• **What you are asked to do**: For the data below, work out the number of lines containing the string "this" and answer with that number only.

• **Data**:
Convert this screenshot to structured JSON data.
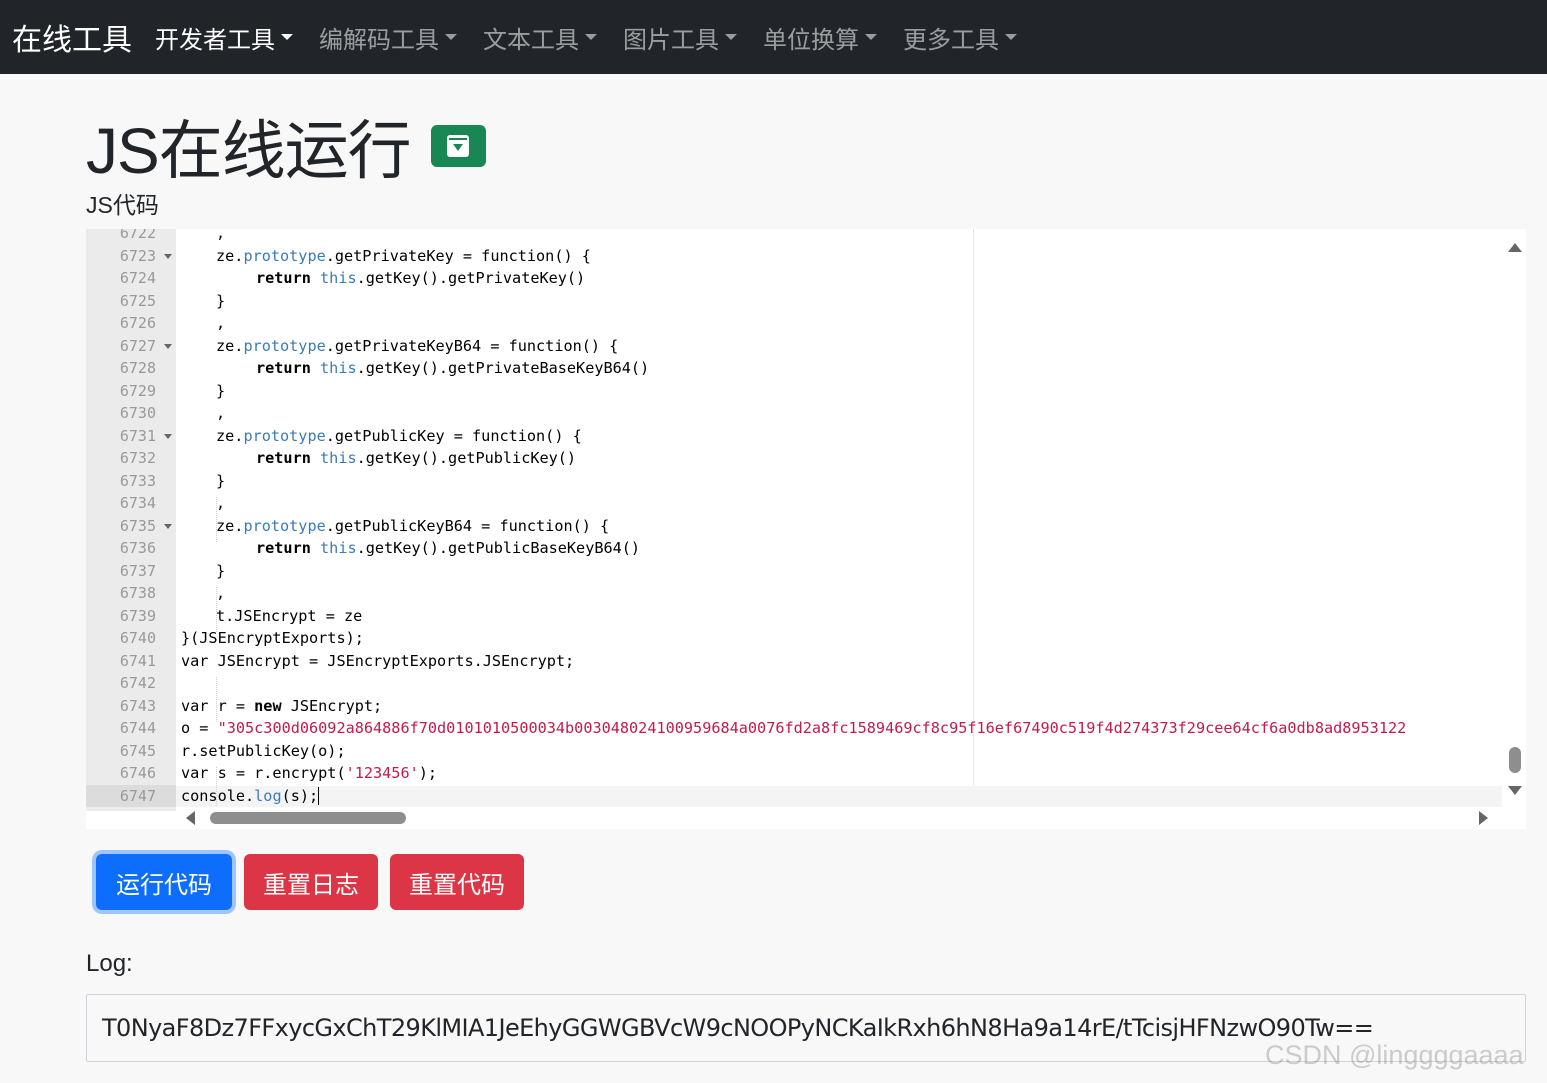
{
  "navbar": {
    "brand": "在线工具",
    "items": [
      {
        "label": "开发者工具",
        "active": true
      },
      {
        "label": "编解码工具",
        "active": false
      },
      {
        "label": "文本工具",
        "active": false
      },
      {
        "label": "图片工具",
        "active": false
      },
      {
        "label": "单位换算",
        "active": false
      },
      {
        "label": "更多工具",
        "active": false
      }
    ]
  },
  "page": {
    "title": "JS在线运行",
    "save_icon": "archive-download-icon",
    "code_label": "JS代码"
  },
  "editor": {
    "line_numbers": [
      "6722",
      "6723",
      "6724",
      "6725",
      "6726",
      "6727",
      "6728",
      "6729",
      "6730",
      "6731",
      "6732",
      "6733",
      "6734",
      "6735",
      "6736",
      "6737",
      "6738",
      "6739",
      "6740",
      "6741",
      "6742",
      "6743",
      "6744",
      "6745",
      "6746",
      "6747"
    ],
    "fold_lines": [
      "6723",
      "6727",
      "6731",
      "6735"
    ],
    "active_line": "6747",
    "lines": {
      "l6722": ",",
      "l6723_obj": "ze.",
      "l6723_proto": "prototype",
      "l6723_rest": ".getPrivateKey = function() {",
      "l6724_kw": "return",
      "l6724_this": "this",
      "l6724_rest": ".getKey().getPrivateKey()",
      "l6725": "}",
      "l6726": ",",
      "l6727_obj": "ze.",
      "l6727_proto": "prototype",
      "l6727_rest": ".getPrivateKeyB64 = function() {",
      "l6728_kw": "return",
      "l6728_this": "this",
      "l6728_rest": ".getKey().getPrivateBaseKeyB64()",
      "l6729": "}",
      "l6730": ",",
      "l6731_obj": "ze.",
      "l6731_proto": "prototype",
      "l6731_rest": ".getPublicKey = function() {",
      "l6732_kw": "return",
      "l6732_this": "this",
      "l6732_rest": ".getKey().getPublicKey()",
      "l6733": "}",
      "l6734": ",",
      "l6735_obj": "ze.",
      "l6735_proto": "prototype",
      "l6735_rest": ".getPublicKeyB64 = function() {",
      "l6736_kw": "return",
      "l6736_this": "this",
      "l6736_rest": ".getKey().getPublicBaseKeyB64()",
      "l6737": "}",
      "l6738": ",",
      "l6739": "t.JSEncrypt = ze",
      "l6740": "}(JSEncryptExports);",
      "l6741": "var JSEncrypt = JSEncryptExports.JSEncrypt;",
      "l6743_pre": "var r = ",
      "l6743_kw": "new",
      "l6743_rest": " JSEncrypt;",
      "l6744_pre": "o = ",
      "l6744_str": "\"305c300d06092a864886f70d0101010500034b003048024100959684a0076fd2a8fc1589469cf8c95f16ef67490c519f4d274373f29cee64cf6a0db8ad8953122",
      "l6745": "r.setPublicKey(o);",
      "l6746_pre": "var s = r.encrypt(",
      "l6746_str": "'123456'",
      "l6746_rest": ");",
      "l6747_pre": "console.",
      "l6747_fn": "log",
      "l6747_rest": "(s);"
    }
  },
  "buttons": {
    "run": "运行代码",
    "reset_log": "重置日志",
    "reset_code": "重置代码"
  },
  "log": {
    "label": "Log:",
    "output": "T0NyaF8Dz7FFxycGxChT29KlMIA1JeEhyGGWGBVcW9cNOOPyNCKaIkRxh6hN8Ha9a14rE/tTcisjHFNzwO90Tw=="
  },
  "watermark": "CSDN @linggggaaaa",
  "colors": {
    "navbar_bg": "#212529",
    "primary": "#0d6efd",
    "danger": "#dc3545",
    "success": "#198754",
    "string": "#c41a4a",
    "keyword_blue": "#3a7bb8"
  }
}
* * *
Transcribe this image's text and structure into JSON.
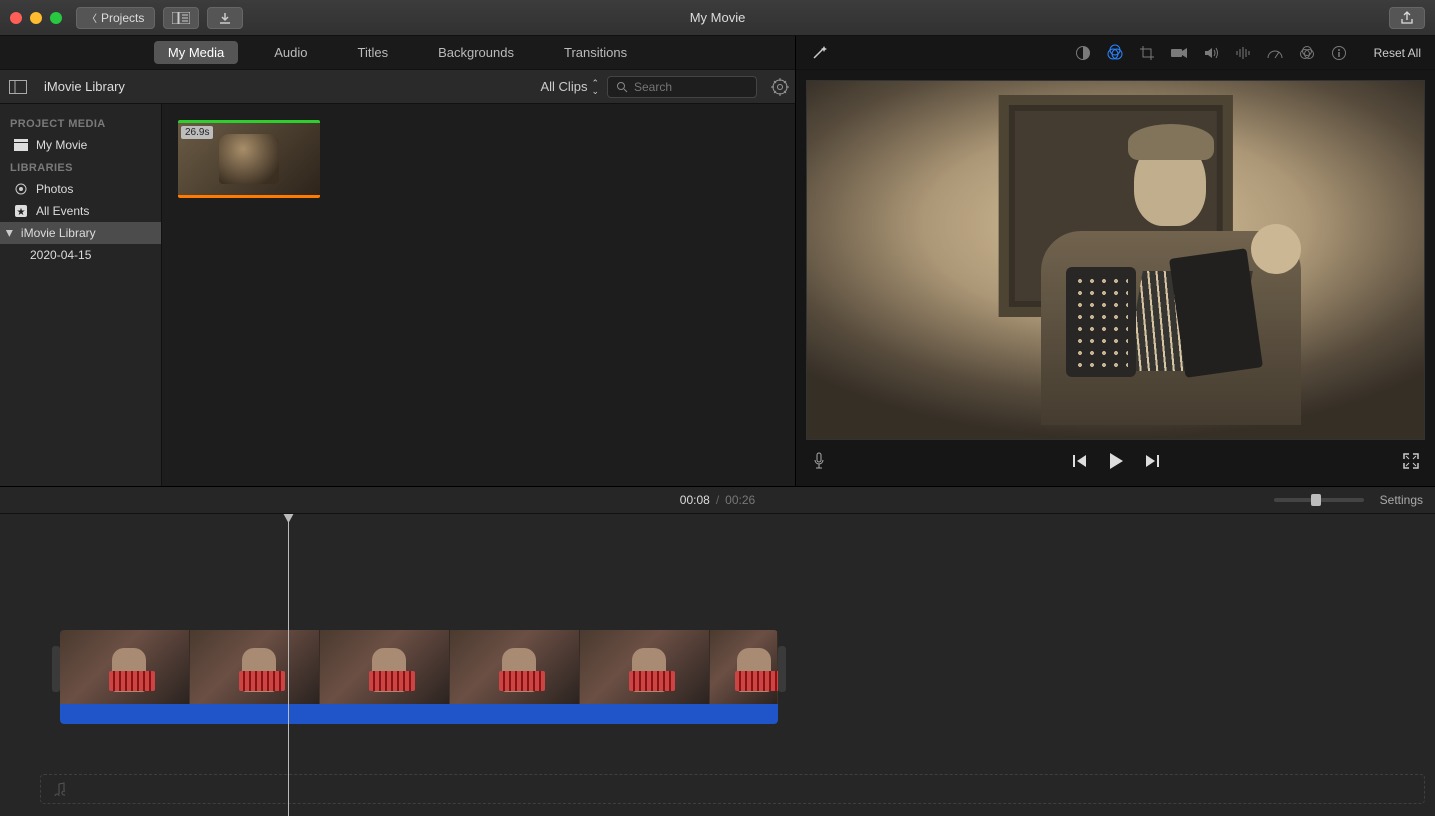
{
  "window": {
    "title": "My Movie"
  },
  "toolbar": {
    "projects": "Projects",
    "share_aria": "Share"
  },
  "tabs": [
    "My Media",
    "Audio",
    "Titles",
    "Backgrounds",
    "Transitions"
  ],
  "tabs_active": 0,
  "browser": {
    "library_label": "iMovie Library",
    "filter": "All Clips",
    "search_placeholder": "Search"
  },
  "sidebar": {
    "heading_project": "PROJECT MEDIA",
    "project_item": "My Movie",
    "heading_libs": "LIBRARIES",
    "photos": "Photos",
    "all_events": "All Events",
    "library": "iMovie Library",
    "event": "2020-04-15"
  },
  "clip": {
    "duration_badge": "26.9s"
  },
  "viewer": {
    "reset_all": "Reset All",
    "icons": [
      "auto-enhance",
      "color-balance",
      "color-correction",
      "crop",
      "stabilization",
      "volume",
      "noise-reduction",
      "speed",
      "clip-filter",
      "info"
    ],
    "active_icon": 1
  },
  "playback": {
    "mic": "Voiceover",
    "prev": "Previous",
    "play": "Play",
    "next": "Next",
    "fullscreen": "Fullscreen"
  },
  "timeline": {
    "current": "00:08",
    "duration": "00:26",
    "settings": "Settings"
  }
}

• **Result**: 6